Data records:

--------

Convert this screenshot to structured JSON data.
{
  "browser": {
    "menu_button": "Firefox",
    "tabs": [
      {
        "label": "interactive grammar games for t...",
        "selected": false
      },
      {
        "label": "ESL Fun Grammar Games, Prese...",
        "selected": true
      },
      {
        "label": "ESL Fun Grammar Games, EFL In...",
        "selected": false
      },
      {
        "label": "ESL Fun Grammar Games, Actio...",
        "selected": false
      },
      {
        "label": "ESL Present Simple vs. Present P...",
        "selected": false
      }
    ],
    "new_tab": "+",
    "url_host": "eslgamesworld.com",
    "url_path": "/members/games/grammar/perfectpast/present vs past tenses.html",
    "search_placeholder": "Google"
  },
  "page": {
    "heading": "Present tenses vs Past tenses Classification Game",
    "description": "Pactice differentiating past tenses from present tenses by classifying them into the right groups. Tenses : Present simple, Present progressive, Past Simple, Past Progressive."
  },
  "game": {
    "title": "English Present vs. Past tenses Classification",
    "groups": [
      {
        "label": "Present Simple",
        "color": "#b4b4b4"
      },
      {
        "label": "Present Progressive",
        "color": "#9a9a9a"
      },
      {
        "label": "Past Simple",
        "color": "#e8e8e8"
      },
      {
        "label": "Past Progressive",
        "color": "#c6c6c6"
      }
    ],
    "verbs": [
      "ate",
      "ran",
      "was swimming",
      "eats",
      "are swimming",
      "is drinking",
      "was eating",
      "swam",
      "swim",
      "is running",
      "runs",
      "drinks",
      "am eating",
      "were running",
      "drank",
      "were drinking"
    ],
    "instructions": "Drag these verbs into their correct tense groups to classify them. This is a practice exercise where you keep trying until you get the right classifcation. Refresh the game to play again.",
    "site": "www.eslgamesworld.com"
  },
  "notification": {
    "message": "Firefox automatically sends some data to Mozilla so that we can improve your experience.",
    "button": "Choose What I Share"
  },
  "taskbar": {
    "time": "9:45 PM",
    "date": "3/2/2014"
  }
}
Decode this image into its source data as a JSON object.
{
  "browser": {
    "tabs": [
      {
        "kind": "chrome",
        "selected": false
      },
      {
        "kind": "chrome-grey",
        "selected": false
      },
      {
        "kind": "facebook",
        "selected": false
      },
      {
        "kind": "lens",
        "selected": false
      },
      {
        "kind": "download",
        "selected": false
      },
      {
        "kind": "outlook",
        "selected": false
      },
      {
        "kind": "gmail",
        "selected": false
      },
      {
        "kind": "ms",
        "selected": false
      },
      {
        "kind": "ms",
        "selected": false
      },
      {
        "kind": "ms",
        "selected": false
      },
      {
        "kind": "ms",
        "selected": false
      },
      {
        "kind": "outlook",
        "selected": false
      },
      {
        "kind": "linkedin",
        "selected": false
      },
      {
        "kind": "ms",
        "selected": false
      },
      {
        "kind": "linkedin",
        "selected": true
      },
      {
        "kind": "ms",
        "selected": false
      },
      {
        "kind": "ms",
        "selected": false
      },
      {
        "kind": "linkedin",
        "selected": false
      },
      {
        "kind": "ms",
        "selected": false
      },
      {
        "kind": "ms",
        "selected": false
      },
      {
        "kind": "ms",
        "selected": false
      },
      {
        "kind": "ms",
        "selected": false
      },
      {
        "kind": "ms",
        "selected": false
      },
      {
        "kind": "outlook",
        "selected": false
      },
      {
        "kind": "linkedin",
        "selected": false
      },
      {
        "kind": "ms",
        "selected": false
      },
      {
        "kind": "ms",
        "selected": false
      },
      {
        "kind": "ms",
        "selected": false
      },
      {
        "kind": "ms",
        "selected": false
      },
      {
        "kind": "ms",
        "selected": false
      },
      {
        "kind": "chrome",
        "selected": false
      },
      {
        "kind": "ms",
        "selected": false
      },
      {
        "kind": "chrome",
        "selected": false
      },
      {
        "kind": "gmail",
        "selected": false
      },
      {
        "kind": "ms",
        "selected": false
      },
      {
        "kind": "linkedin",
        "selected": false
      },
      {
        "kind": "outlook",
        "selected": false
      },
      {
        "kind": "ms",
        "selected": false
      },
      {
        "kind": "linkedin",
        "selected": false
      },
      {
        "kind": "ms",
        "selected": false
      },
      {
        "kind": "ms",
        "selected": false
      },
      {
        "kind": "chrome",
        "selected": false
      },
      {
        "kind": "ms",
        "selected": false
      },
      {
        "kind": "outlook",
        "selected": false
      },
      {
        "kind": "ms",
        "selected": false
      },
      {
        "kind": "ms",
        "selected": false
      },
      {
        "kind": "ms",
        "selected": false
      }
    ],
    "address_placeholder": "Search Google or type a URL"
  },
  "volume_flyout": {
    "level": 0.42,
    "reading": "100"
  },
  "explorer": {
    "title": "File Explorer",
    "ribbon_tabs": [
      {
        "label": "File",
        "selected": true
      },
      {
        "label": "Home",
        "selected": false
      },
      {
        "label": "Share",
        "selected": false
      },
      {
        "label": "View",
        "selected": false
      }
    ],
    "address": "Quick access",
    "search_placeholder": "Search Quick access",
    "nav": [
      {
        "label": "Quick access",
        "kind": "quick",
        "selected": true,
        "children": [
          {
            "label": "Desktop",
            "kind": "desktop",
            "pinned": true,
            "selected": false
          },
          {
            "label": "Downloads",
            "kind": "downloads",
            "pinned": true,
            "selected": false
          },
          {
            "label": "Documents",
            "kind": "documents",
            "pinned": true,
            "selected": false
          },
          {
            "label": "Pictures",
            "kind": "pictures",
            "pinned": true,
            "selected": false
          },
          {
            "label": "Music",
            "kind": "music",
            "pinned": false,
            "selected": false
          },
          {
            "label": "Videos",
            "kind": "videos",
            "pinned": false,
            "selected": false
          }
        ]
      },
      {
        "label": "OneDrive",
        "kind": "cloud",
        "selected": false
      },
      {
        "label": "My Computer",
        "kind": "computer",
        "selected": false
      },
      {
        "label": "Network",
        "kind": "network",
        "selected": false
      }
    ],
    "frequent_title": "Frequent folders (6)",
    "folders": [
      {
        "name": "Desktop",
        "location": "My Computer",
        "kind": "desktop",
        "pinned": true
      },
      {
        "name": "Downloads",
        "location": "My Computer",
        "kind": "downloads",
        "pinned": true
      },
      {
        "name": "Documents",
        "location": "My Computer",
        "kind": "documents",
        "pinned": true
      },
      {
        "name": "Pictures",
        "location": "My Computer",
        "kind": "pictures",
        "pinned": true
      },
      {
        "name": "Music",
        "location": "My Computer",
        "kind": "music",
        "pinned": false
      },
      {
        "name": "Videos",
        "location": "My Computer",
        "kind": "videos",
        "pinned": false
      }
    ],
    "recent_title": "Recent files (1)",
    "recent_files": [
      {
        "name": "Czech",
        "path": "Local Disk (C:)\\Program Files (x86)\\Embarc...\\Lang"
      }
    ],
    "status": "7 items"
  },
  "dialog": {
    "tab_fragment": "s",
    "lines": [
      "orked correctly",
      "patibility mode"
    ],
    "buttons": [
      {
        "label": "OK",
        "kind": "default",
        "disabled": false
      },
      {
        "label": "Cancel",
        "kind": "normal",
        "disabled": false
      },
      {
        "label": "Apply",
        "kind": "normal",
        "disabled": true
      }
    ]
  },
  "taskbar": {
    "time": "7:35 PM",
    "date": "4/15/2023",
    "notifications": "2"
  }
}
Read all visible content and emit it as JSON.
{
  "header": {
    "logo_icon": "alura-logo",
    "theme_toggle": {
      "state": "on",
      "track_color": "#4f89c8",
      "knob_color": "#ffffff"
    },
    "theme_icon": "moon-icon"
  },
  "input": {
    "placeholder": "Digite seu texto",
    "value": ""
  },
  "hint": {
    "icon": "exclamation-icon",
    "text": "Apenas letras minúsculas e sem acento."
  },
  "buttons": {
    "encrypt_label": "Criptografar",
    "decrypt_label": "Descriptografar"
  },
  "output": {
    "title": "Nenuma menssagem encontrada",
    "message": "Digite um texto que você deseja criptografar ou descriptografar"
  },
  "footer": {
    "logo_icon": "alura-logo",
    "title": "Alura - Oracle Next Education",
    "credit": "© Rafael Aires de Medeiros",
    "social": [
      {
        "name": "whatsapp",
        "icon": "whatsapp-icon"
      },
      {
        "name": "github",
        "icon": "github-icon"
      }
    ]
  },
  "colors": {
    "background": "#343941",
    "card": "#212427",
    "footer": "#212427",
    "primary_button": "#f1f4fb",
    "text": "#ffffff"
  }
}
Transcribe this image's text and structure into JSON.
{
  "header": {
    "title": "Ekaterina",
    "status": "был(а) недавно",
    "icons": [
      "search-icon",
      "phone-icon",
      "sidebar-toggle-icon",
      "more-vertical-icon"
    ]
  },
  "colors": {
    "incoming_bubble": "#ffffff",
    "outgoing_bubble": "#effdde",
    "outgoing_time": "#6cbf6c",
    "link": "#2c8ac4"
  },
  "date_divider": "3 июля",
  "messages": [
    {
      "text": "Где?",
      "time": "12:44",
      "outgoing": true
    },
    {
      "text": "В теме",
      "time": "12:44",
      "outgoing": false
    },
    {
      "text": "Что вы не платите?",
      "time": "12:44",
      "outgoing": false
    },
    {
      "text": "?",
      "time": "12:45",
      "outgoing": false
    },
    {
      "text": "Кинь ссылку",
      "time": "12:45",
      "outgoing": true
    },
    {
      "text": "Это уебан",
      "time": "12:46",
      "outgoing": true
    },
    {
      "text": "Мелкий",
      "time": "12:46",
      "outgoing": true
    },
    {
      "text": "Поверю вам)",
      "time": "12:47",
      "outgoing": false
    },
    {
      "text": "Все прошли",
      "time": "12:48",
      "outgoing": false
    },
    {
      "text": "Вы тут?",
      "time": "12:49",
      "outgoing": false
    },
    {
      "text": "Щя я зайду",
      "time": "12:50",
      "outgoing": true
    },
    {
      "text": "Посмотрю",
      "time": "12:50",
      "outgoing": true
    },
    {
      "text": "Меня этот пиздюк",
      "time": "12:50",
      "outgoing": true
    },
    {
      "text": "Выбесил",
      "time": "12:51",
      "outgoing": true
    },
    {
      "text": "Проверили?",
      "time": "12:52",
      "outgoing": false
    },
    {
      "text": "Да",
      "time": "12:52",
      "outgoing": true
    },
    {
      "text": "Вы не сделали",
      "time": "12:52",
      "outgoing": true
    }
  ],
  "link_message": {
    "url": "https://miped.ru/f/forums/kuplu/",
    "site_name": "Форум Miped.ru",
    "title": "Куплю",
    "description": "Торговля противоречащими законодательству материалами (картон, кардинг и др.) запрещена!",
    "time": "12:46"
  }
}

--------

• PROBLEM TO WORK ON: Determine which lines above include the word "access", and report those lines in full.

• SOLUTION FOR THIS PROBLEM:
    "address": "Quick access",
    "search_placeholder": "Search Quick access",
        "label": "Quick access",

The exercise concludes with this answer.